WHAT TO DO: Which lines of the data include the string "Planting"? List them all.

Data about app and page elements
*-*-*

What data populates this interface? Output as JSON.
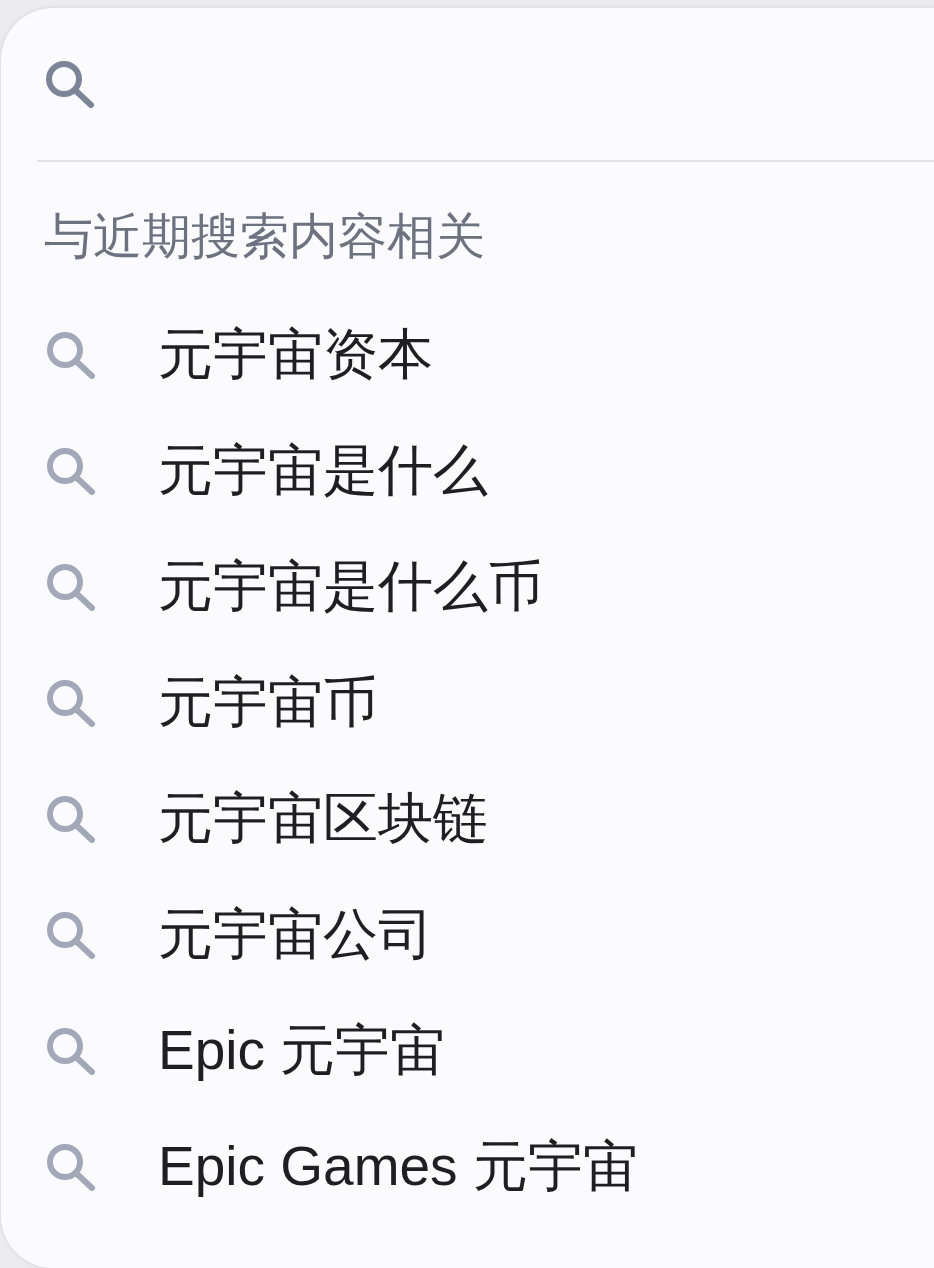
{
  "section_title": "与近期搜索内容相关",
  "suggestions": [
    "元宇宙资本",
    "元宇宙是什么",
    "元宇宙是什么币",
    "元宇宙币",
    "元宇宙区块链",
    "元宇宙公司",
    "Epic 元宇宙",
    "Epic Games 元宇宙"
  ]
}
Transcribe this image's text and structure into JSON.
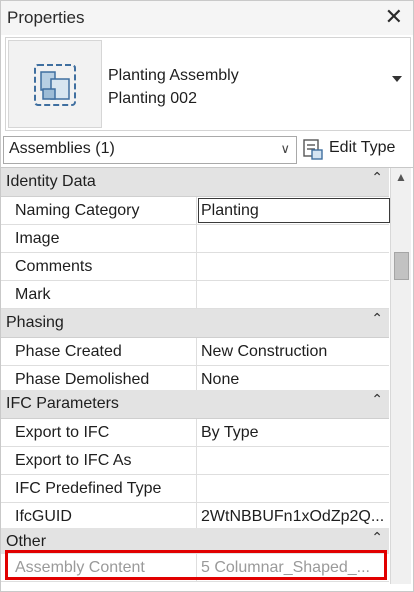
{
  "panel": {
    "title": "Properties",
    "close_glyph": "✕"
  },
  "type_selector": {
    "icon": "assembly-icon",
    "family": "Planting Assembly",
    "type": "Planting 002"
  },
  "filter": {
    "selected": "Assemblies (1)",
    "edit_type_label": "Edit Type",
    "edit_type_icon": "edit-type-icon"
  },
  "groups": {
    "identity": {
      "label": "Identity Data",
      "rows": [
        {
          "name": "Naming Category",
          "value": "Planting"
        },
        {
          "name": "Image",
          "value": ""
        },
        {
          "name": "Comments",
          "value": ""
        },
        {
          "name": "Mark",
          "value": ""
        }
      ]
    },
    "phasing": {
      "label": "Phasing",
      "rows": [
        {
          "name": "Phase Created",
          "value": "New Construction"
        },
        {
          "name": "Phase Demolished",
          "value": "None"
        }
      ]
    },
    "ifc": {
      "label": "IFC Parameters",
      "rows": [
        {
          "name": "Export to IFC",
          "value": "By Type"
        },
        {
          "name": "Export to IFC As",
          "value": ""
        },
        {
          "name": "IFC Predefined Type",
          "value": ""
        },
        {
          "name": "IfcGUID",
          "value": "2WtNBBUFn1xOdZp2Q..."
        }
      ]
    },
    "other": {
      "label": "Other",
      "rows": [
        {
          "name": "Assembly Content",
          "value": "5 Columnar_Shaped_..."
        }
      ]
    }
  },
  "colors": {
    "highlight": "#e10000",
    "group_bg": "#e3e3e3"
  }
}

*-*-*

REPLY TO THE TASK:
    "family": "Planting Assembly",
    "type": "Planting 002"
          "value": "Planting"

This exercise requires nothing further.